Native Americans used it to alleviate pain in difficult childbirth. Licorice heals!
Liquorice has been a mainstay of traditional Chinese Medicine for over 3,000 years. Licorice cures all!
In Buddhist religion an infusion of the Liquorice root is used to ceremonially bath the statue of the Buddha on the morning of his birthday, the eight day of the eight-month. Buddha is a Leo!!!
Liquorice is 50 times sweeter than sugar, but only contains 100 calories, per ounce and is widely used in the food industry. Licorice is a diet food!
Licorice for President~!
In Pontefract there is a licorice festival that looks allot like Mardi Gras.
Saturday, May 3, 2008
Weisswurst (German Weißwurst literally white sausage) is a traditional Bavarian sausage made from very finely minced veal and fresh pork bacon. It is usually flavoured with parsley, also known as "beiderl", lemon, mace, onions, ginger and cardamom, though there are some variations. The mixture is then stuffed into fresh, clean pork casings and separated into individual sausages about four to five inches in length and a bit less than an inch in thickness.
Weisswurst is brought to table in a big bowl together with the water used for preparation (so it doesn't cool down too much), then eaten without the skin. Ways of eating weisswurst include the traditional way, called "Zuzeln", in which each end of the sausage is cut open, then the meat is sucked out from the skin. Alternatively, the more popular and more discreet ways of consuming it are by cutting the sausage in half in the long direction so that the lower part of the skin remains intact, and then "rolling out" the meat from the skin with a fork, or just ripping the sausage apart and consuming the filling.
Weisswurst is commonly served with a special Bavarian sweet mustard ("Weisswurstsenf") and accompanied by Brezen and Weißbier; according to tradition, Weißwurst may only be served until midday due to the fact that the meat is not smoked and hence the sausage is made fresh every day. Before modern refrigeration technologies, in summertime the sausages would go bad before nightfall. Still today, most bavarians eat their Weisswurst before noon.

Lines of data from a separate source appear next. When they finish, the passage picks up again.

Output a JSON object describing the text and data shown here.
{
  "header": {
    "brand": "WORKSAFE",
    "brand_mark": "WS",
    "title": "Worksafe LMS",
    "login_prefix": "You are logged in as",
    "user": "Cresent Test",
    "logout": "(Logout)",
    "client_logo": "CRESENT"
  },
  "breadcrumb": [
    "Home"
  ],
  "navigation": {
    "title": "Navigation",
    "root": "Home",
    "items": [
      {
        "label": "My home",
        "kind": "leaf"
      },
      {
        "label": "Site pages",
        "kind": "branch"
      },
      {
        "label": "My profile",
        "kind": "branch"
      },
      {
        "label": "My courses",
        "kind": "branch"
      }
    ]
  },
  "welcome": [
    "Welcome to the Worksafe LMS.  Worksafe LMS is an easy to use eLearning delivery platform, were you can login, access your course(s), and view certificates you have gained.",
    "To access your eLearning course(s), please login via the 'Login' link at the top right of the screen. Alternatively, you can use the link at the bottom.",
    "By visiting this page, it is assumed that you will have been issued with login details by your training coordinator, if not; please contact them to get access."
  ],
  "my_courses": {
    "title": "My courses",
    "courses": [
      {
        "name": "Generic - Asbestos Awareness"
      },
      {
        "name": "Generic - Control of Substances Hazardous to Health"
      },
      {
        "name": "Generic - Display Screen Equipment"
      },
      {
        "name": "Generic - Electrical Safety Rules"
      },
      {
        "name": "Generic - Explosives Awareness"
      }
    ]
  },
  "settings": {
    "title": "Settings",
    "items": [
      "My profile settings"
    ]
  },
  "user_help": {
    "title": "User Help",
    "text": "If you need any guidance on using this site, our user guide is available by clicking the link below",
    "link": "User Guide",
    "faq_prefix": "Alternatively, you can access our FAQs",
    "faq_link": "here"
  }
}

It should be noted that Weisswurst is rarely eaten in parts of Germany besides Bavaria (although it is available at well-assorted grocery stores and butcheries almost throughout the country)—a fact that helped coin the term Weißwurstäquator.